Problem description:
Tally up the lines in the material where the word "Default" appears, then give the total and nothing else.

####################

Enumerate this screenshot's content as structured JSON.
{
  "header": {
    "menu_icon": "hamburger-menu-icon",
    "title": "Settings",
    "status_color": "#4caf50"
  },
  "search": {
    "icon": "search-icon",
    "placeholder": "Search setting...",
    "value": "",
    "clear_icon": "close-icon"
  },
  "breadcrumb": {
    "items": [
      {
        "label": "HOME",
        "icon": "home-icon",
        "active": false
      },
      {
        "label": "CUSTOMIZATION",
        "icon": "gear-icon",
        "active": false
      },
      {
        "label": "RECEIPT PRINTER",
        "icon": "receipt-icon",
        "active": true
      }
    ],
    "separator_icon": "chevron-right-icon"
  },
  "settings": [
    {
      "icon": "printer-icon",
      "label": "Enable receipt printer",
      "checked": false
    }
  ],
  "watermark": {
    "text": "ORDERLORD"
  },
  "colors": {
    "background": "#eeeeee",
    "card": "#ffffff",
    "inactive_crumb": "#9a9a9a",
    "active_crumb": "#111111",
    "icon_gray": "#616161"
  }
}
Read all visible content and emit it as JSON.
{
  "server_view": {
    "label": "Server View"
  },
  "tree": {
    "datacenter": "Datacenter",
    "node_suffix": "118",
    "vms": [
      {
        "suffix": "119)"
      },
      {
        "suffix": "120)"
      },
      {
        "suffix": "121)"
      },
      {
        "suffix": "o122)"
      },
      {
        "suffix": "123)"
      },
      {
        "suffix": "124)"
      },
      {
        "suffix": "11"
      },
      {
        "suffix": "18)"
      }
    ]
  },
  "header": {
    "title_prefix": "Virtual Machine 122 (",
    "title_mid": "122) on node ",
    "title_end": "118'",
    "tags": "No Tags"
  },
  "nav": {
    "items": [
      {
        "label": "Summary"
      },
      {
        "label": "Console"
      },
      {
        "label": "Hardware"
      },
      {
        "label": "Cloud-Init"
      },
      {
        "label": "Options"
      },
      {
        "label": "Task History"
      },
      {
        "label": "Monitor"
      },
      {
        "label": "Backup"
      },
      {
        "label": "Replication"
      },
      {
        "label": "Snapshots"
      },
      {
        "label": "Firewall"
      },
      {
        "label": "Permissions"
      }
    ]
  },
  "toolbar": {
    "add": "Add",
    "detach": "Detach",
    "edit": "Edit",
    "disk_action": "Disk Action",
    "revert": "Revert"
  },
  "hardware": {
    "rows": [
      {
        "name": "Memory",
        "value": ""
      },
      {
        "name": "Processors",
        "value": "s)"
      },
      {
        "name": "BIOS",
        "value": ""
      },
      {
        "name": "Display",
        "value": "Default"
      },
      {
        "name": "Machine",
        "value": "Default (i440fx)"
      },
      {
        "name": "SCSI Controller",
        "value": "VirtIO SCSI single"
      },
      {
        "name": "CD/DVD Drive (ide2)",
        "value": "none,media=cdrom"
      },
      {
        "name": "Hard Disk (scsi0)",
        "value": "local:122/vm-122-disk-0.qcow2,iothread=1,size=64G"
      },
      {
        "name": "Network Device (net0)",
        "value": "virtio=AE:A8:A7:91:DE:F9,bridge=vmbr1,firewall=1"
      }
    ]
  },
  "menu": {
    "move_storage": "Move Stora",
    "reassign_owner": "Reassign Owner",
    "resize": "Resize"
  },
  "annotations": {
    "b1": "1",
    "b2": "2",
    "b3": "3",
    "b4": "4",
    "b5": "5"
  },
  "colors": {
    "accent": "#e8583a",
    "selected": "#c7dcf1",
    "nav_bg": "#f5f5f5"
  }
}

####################

Written solution:
2